Directions for this task: Only a number is expected: the count of lines in the listing where "Cēsis" occurs.
········
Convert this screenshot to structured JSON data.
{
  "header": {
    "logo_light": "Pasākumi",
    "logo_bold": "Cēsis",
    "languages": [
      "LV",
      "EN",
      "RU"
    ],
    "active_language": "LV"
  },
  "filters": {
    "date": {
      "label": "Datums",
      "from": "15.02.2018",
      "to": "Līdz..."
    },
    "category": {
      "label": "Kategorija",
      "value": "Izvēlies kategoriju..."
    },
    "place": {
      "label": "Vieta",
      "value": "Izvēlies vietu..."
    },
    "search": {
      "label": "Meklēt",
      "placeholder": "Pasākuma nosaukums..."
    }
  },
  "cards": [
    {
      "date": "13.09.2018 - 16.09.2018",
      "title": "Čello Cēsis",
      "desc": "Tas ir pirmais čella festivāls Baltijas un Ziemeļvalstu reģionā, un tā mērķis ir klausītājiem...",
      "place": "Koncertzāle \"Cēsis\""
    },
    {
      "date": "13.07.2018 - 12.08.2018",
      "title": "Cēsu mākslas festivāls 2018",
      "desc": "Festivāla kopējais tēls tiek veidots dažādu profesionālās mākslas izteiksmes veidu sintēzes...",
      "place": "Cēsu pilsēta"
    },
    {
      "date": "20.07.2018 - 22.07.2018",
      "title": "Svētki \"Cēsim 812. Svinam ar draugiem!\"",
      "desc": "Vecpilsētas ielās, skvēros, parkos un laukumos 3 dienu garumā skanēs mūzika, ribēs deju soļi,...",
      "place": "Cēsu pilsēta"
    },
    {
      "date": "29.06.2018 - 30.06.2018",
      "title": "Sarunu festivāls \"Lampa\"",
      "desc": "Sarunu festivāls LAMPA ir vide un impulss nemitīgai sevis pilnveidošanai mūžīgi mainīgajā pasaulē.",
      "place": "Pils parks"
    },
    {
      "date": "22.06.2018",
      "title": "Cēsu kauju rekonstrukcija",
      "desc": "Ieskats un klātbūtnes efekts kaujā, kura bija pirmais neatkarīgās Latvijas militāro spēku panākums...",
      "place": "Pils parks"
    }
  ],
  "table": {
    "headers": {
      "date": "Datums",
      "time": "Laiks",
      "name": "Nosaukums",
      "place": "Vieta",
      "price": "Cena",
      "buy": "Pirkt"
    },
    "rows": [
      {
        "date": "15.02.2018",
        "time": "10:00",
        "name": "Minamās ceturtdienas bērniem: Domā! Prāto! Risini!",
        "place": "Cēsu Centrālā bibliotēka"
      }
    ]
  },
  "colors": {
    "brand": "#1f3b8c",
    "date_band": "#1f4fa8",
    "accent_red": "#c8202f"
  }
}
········
Output of the task: 3